The laws of inherent similarities sometimes present people with strange whims. From time to time, a child is born looking nothing like his/her father or mother, not even like his/her grandparent or great grandparents, resembling, however, some distant ancestor generations removed.
Chroniclers recorded the births of an exceptionally ugly sons that sometimes occurred in the Earn royal family, although in the course of history these phenomena became more and more rare. Interesting that these ugly princes often possessed great high spiritual qualities: kindness, intelligence, cheerfulness. Such a fair mercy for the unfortunate fate of the august freaks reconciled Earnaterrans with them in spite of the people being very judgmental in matters of beauty and appearance.
Good King Earn XXIII was a remarkably handsome man. He fell passionately in love and married the most beautiful girl of the nation. The royal couple remained childless for a very long time: ten years, counting from the wedding. One can imagine the jubilation of the people when in the eleventh year the welcome news that their beloved queen is with child. The people rejoiced doubly because with the royal birth a straight line of the crown inheritance was going to be restored. Earnaterrans were delighted when the Princess Erna XIII was born.Meanwhile, in the royal palace, the court midwife took a newborn baby in her arms and shook her head with great sadness. The fair queen glanced at her daughter and clasped her hands.
“Oh, my God, how ugly!” she lamented and burst into tears. But, in a moment, she came to her senses and said, “No, no, let me hold my little darling. I’ll love her twice as much — the poor baby is so ugly.”
“Ah,” said the august father, “The fate is so cruel! I’ve heard of ugly princes in our dynasty, but the ugly princess is the first in the noble House of Earns. Let us pray that beautiful soul, heart and mind outweigh her physical appearance.”
The faithful people of Earnaterra wholeheartedly agreed. Let the newborn Infanta be of a beautiful spirit.
Princess Earna, meanwhile, grew by leaps and bounds, was cheerful and healthy child, growing ever uglier with every passing day, bearing striking resemblance to the portraits of the Earn the First. She was a beautiful soul possessing lovely inner qualities: kindness, patience, humility, attention to others, love for people and animals, clear, lively, precise mind and unfailing affability.
At this point, we’ll abandon Sare’s art, for, obviously, Princess Earna was no Zyuik…

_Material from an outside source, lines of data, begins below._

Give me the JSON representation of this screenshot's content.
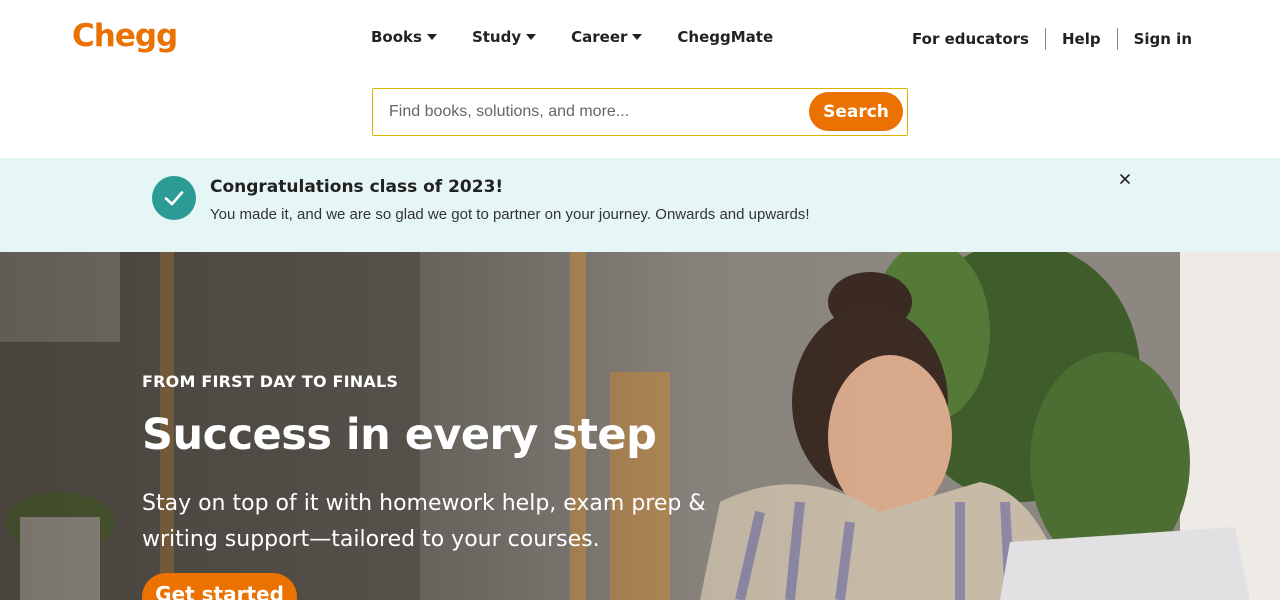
{
  "header": {
    "logo": "Chegg",
    "nav": [
      {
        "label": "Books",
        "has_dropdown": true
      },
      {
        "label": "Study",
        "has_dropdown": true
      },
      {
        "label": "Career",
        "has_dropdown": true
      },
      {
        "label": "CheggMate",
        "has_dropdown": false
      }
    ],
    "right_links": [
      "For educators",
      "Help",
      "Sign in"
    ]
  },
  "search": {
    "placeholder": "Find books, solutions, and more...",
    "value": "",
    "button_label": "Search"
  },
  "banner": {
    "title": "Congratulations class of 2023!",
    "text": "You made it, and we are so glad we got to partner on your journey. Onwards and upwards!",
    "icon": "check-icon",
    "close_icon": "close-icon"
  },
  "hero": {
    "eyebrow": "FROM FIRST DAY TO FINALS",
    "headline": "Success in every step",
    "subline": "Stay on top of it with homework help, exam prep & writing support—tailored to your courses.",
    "cta_label": "Get started"
  },
  "colors": {
    "brand_orange": "#eb7100",
    "banner_bg": "#e6f6f6",
    "check_teal": "#2a9c95",
    "search_border": "#d9b400"
  }
}
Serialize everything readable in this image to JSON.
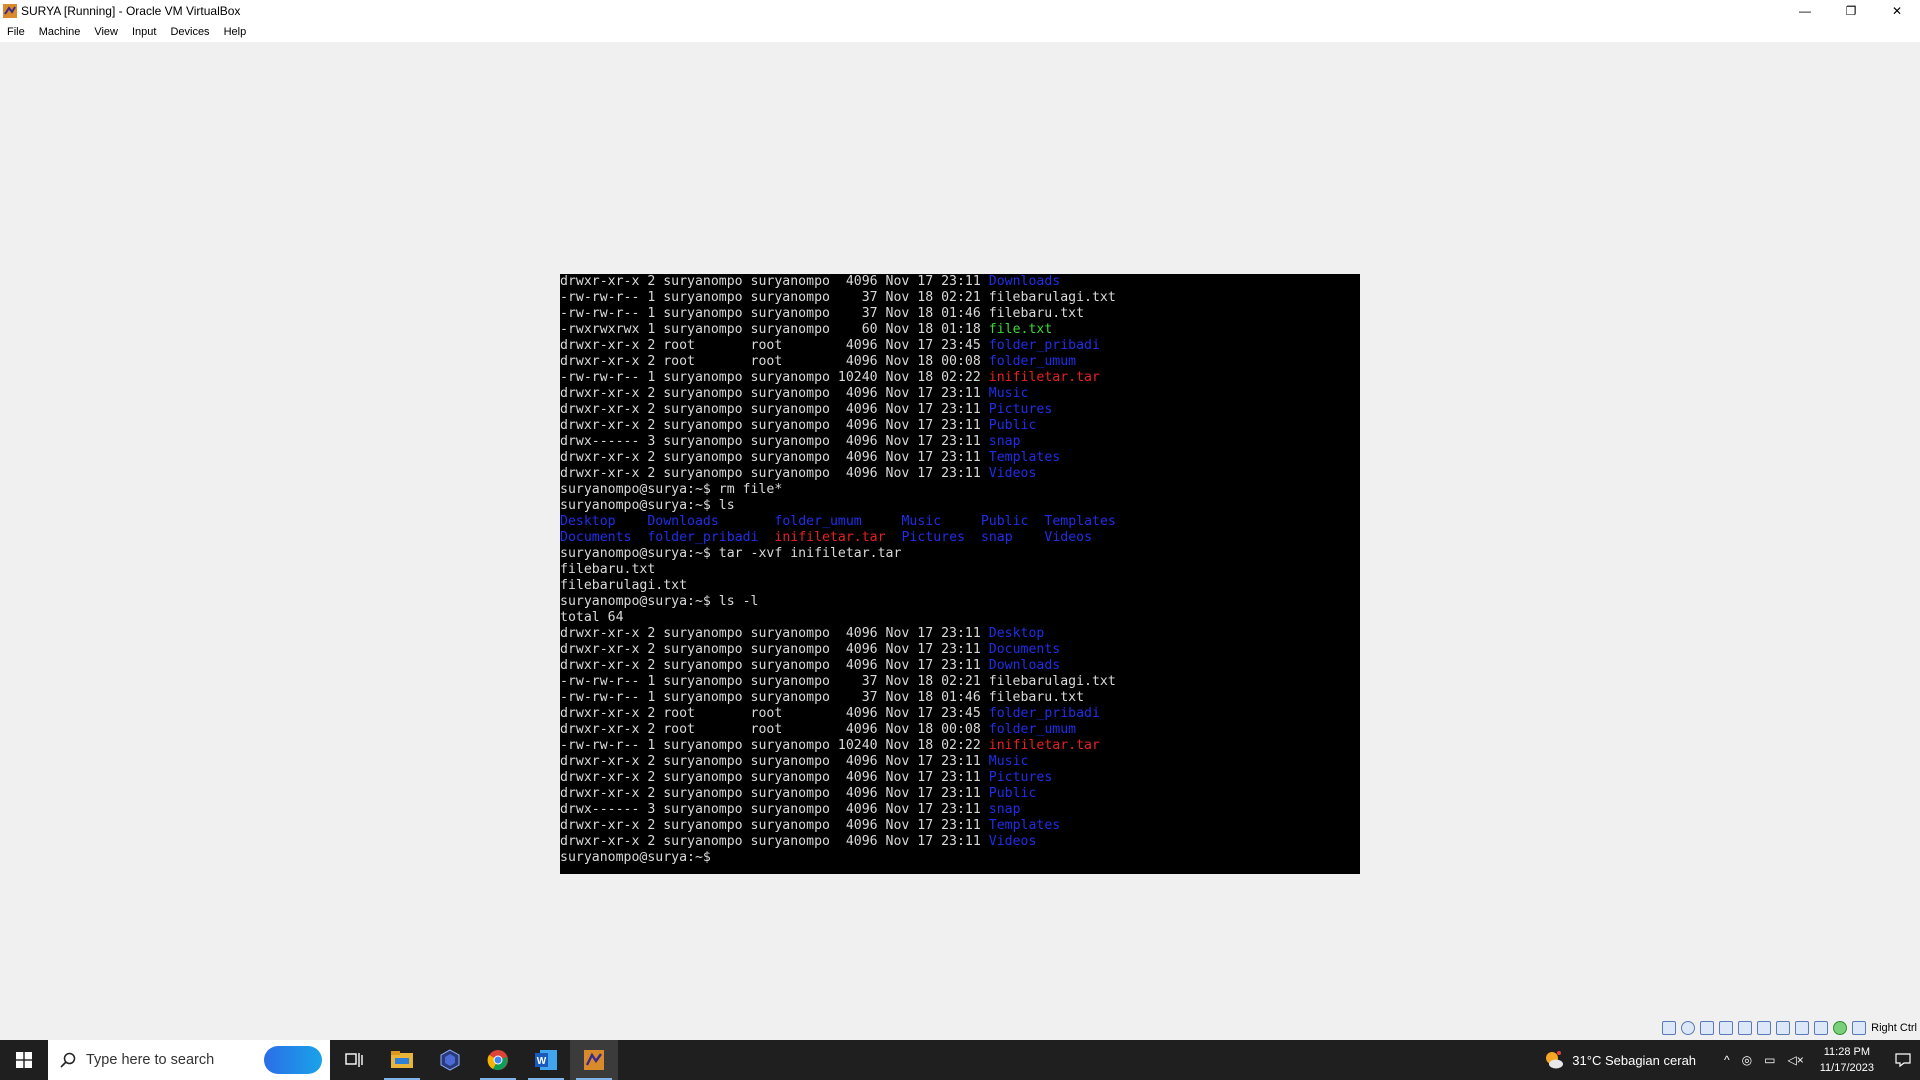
{
  "window": {
    "title": "SURYA [Running] - Oracle VM VirtualBox",
    "controls": {
      "minimize": "—",
      "restore": "❐",
      "close": "✕"
    }
  },
  "menu": [
    "File",
    "Machine",
    "View",
    "Input",
    "Devices",
    "Help"
  ],
  "terminal": {
    "lines": [
      [
        {
          "t": "drwxr-xr-x 2 suryanompo suryanompo  4096 Nov 17 23:11 "
        },
        {
          "t": "Downloads",
          "c": "dir"
        }
      ],
      [
        {
          "t": "-rw-rw-r-- 1 suryanompo suryanompo    37 Nov 18 02:21 filebarulagi.txt"
        }
      ],
      [
        {
          "t": "-rw-rw-r-- 1 suryanompo suryanompo    37 Nov 18 01:46 filebaru.txt"
        }
      ],
      [
        {
          "t": "-rwxrwxrwx 1 suryanompo suryanompo    60 Nov 18 01:18 "
        },
        {
          "t": "file.txt",
          "c": "grn"
        }
      ],
      [
        {
          "t": "drwxr-xr-x 2 root       root        4096 Nov 17 23:45 "
        },
        {
          "t": "folder_pribadi",
          "c": "dir"
        }
      ],
      [
        {
          "t": "drwxr-xr-x 2 root       root        4096 Nov 18 00:08 "
        },
        {
          "t": "folder_umum",
          "c": "dir"
        }
      ],
      [
        {
          "t": "-rw-rw-r-- 1 suryanompo suryanompo 10240 Nov 18 02:22 "
        },
        {
          "t": "inifiletar.tar",
          "c": "red"
        }
      ],
      [
        {
          "t": "drwxr-xr-x 2 suryanompo suryanompo  4096 Nov 17 23:11 "
        },
        {
          "t": "Music",
          "c": "dir"
        }
      ],
      [
        {
          "t": "drwxr-xr-x 2 suryanompo suryanompo  4096 Nov 17 23:11 "
        },
        {
          "t": "Pictures",
          "c": "dir"
        }
      ],
      [
        {
          "t": "drwxr-xr-x 2 suryanompo suryanompo  4096 Nov 17 23:11 "
        },
        {
          "t": "Public",
          "c": "dir"
        }
      ],
      [
        {
          "t": "drwx------ 3 suryanompo suryanompo  4096 Nov 17 23:11 "
        },
        {
          "t": "snap",
          "c": "dir"
        }
      ],
      [
        {
          "t": "drwxr-xr-x 2 suryanompo suryanompo  4096 Nov 17 23:11 "
        },
        {
          "t": "Templates",
          "c": "dir"
        }
      ],
      [
        {
          "t": "drwxr-xr-x 2 suryanompo suryanompo  4096 Nov 17 23:11 "
        },
        {
          "t": "Videos",
          "c": "dir"
        }
      ],
      [
        {
          "t": "suryanompo@surya:~$ rm file*"
        }
      ],
      [
        {
          "t": "suryanompo@surya:~$ ls"
        }
      ],
      [
        {
          "t": "Desktop",
          "c": "dir"
        },
        {
          "t": "    "
        },
        {
          "t": "Downloads",
          "c": "dir"
        },
        {
          "t": "       "
        },
        {
          "t": "folder_umum",
          "c": "dir"
        },
        {
          "t": "     "
        },
        {
          "t": "Music",
          "c": "dir"
        },
        {
          "t": "     "
        },
        {
          "t": "Public",
          "c": "dir"
        },
        {
          "t": "  "
        },
        {
          "t": "Templates",
          "c": "dir"
        }
      ],
      [
        {
          "t": "Documents",
          "c": "dir"
        },
        {
          "t": "  "
        },
        {
          "t": "folder_pribadi",
          "c": "dir"
        },
        {
          "t": "  "
        },
        {
          "t": "inifiletar.tar",
          "c": "red"
        },
        {
          "t": "  "
        },
        {
          "t": "Pictures",
          "c": "dir"
        },
        {
          "t": "  "
        },
        {
          "t": "snap",
          "c": "dir"
        },
        {
          "t": "    "
        },
        {
          "t": "Videos",
          "c": "dir"
        }
      ],
      [
        {
          "t": "suryanompo@surya:~$ tar -xvf inifiletar.tar"
        }
      ],
      [
        {
          "t": "filebaru.txt"
        }
      ],
      [
        {
          "t": "filebarulagi.txt"
        }
      ],
      [
        {
          "t": "suryanompo@surya:~$ ls -l"
        }
      ],
      [
        {
          "t": "total 64"
        }
      ],
      [
        {
          "t": "drwxr-xr-x 2 suryanompo suryanompo  4096 Nov 17 23:11 "
        },
        {
          "t": "Desktop",
          "c": "dir"
        }
      ],
      [
        {
          "t": "drwxr-xr-x 2 suryanompo suryanompo  4096 Nov 17 23:11 "
        },
        {
          "t": "Documents",
          "c": "dir"
        }
      ],
      [
        {
          "t": "drwxr-xr-x 2 suryanompo suryanompo  4096 Nov 17 23:11 "
        },
        {
          "t": "Downloads",
          "c": "dir"
        }
      ],
      [
        {
          "t": "-rw-rw-r-- 1 suryanompo suryanompo    37 Nov 18 02:21 filebarulagi.txt"
        }
      ],
      [
        {
          "t": "-rw-rw-r-- 1 suryanompo suryanompo    37 Nov 18 01:46 filebaru.txt"
        }
      ],
      [
        {
          "t": "drwxr-xr-x 2 root       root        4096 Nov 17 23:45 "
        },
        {
          "t": "folder_pribadi",
          "c": "dir"
        }
      ],
      [
        {
          "t": "drwxr-xr-x 2 root       root        4096 Nov 18 00:08 "
        },
        {
          "t": "folder_umum",
          "c": "dir"
        }
      ],
      [
        {
          "t": "-rw-rw-r-- 1 suryanompo suryanompo 10240 Nov 18 02:22 "
        },
        {
          "t": "inifiletar.tar",
          "c": "red"
        }
      ],
      [
        {
          "t": "drwxr-xr-x 2 suryanompo suryanompo  4096 Nov 17 23:11 "
        },
        {
          "t": "Music",
          "c": "dir"
        }
      ],
      [
        {
          "t": "drwxr-xr-x 2 suryanompo suryanompo  4096 Nov 17 23:11 "
        },
        {
          "t": "Pictures",
          "c": "dir"
        }
      ],
      [
        {
          "t": "drwxr-xr-x 2 suryanompo suryanompo  4096 Nov 17 23:11 "
        },
        {
          "t": "Public",
          "c": "dir"
        }
      ],
      [
        {
          "t": "drwx------ 3 suryanompo suryanompo  4096 Nov 17 23:11 "
        },
        {
          "t": "snap",
          "c": "dir"
        }
      ],
      [
        {
          "t": "drwxr-xr-x 2 suryanompo suryanompo  4096 Nov 17 23:11 "
        },
        {
          "t": "Templates",
          "c": "dir"
        }
      ],
      [
        {
          "t": "drwxr-xr-x 2 suryanompo suryanompo  4096 Nov 17 23:11 "
        },
        {
          "t": "Videos",
          "c": "dir"
        }
      ],
      [
        {
          "t": "suryanompo@surya:~$ "
        }
      ]
    ]
  },
  "vm_status": {
    "icons": [
      "hard-disk-icon",
      "optical-drive-icon",
      "audio-icon",
      "network-icon",
      "usb-icon",
      "shared-folders-icon",
      "display-icon",
      "video-capture-icon",
      "recording-icon",
      "guest-additions-icon",
      "mouse-integration-icon"
    ],
    "host_key": "Right Ctrl"
  },
  "taskbar": {
    "search_placeholder": "Type here to search",
    "apps": [
      "task-view",
      "file-explorer",
      "virtualbox",
      "chrome",
      "word",
      "virtualbox-vm"
    ],
    "weather": "31°C  Sebagian cerah",
    "time": "11:28 PM",
    "date": "11/17/2023"
  },
  "colors": {
    "dir": "#1f2ee8",
    "red": "#e82020",
    "grn": "#3ad83a",
    "text": "#d9d9d9"
  }
}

…and considerably speed up the pace of the storytelling. One of the reasons of this hastiness is a spring snowstorm in Colorado. It damped over a foot of snow on Boulder, about a ton of which landed on our driveway and needs to be shoveled ASAP.
Thus, brevis in longo: To spare their ugly daughter’s feelings, her beautiful parents abolished mirrors in Ernaterra. For a very long time she had no idea how different she looks from Ernaterrans. A chance discovery of a single shard of mirror in her old nanny’s trunk devastated Earna. Distraught, she run into the mountains. There, she rescued a young man hanging off the cliff. He was tall and, by far, the ugliest creature she’d ever seen, speaking gibberish in a language that later has been revealed as French.
The French prince — and that who he was, for it is a fairy tale — nursed to health by Earna, had no trouble handling the ancient armor of King Earn the First and falling in love with a beautiful (oh, sorry, ugly) princess. “Oh, my love, how sad I’m not the most beautiful girl of Earnaterra!” she said. “Thank gods for that, my beloved blue star!” said the prince in Earnaterran. They married, departed to France, had an ugly (oh, sorry, beautiful) baby son. Poor Earna was happy to end up living among ugly people. Only the birth of an equally ugly child changed her perception of beauty. And also the revelation that the words carved on the wall of Earn the First’s hunting room in Latin said, “The men of my country are smart, loyal and hardworking, the women — honest, kind and intelligent. But — God forgive them! — they are exceptionally ugly people.”